WORK TO BE COMPLETED: When you copy the data that follows, reproduce every word exactly and leave out the images.

━━ DATASET RECORDS

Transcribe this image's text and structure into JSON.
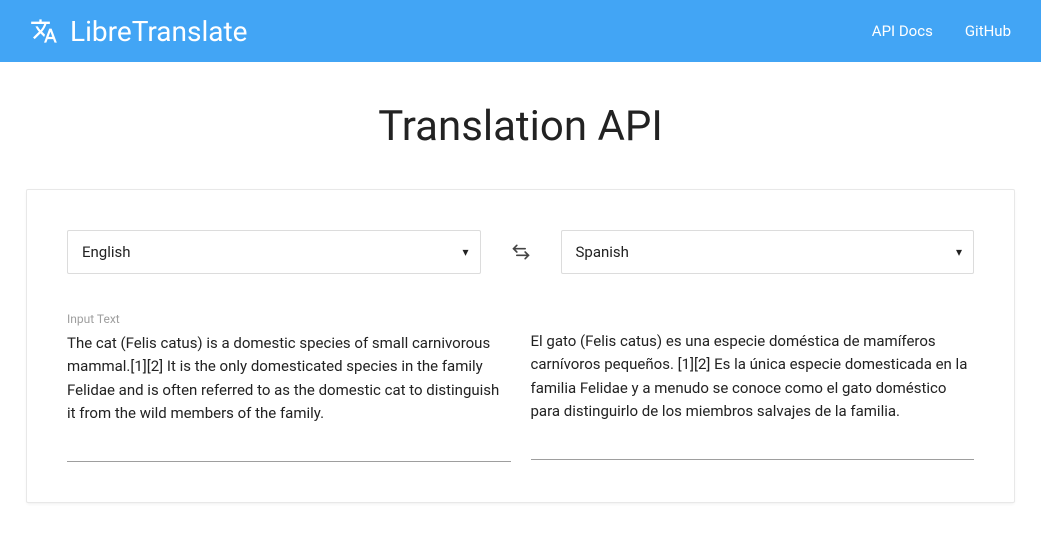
{
  "header": {
    "brand_title": "LibreTranslate",
    "nav": {
      "api_docs": "API Docs",
      "github": "GitHub"
    }
  },
  "page_title": "Translation API",
  "source_lang": {
    "selected": "English"
  },
  "target_lang": {
    "selected": "Spanish"
  },
  "input": {
    "label": "Input Text",
    "value": "The cat (Felis catus) is a domestic species of small carnivorous mammal.[1][2] It is the only domesticated species in the family Felidae and is often referred to as the domestic cat to distinguish it from the wild members of the family."
  },
  "output": {
    "value": "El gato (Felis catus) es una especie doméstica de mamíferos carnívoros pequeños. [1][2] Es la única especie domesticada en la familia Felidae y a menudo se conoce como el gato doméstico para distinguirlo de los miembros salvajes de la familia."
  }
}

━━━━

OUTPUT BELOW:
Transcribe this image's text and structure into JSON.
{
  "header": {
    "brand_title": "LibreTranslate",
    "nav": {
      "api_docs": "API Docs",
      "github": "GitHub"
    }
  },
  "page_title": "Translation API",
  "source_lang": {
    "selected": "English"
  },
  "target_lang": {
    "selected": "Spanish"
  },
  "input": {
    "label": "Input Text",
    "value": "The cat (Felis catus) is a domestic species of small carnivorous mammal.[1][2] It is the only domesticated species in the family Felidae and is often referred to as the domestic cat to distinguish it from the wild members of the family."
  },
  "output": {
    "value": "El gato (Felis catus) es una especie doméstica de mamíferos carnívoros pequeños. [1][2] Es la única especie domesticada en la familia Felidae y a menudo se conoce como el gato doméstico para distinguirlo de los miembros salvajes de la familia."
  }
}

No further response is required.